(App and web page records)
________________________
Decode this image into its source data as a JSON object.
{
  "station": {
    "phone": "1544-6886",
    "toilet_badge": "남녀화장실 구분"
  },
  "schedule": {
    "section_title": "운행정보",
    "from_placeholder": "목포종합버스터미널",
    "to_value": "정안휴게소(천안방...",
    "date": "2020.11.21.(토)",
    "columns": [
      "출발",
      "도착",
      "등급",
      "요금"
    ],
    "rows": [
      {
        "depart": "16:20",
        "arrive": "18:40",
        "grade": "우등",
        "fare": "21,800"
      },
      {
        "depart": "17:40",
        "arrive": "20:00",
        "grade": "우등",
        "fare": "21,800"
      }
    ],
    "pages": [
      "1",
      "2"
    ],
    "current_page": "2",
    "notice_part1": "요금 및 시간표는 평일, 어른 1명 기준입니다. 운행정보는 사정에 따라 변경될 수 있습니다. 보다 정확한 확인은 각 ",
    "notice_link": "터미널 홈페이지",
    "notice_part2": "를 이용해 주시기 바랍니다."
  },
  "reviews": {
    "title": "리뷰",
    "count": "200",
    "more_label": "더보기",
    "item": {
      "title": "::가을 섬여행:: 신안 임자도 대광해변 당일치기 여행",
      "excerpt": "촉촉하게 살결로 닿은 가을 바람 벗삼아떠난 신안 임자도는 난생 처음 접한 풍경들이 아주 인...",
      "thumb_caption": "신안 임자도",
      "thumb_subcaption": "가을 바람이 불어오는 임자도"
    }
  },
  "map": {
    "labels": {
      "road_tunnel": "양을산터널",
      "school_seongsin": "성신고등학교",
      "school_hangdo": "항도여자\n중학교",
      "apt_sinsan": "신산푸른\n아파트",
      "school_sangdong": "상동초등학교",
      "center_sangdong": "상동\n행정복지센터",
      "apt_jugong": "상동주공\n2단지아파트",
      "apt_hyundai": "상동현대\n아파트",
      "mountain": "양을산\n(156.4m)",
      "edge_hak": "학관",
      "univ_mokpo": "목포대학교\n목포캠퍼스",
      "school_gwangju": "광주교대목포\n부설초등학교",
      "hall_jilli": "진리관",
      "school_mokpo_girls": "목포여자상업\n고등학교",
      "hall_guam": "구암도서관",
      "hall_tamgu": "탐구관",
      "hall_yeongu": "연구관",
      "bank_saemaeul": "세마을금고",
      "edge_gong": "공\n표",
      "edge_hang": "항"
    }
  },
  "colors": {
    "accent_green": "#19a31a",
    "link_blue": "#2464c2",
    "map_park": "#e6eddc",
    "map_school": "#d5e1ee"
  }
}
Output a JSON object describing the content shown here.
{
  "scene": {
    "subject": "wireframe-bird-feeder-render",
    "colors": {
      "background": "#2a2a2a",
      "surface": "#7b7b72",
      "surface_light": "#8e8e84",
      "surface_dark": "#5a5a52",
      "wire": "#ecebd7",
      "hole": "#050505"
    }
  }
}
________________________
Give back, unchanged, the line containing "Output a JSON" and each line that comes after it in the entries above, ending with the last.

Output a JSON object describing the content shown here.
{
  "scene": {
    "subject": "wireframe-bird-feeder-render",
    "colors": {
      "background": "#2a2a2a",
      "surface": "#7b7b72",
      "surface_light": "#8e8e84",
      "surface_dark": "#5a5a52",
      "wire": "#ecebd7",
      "hole": "#050505"
    }
  }
}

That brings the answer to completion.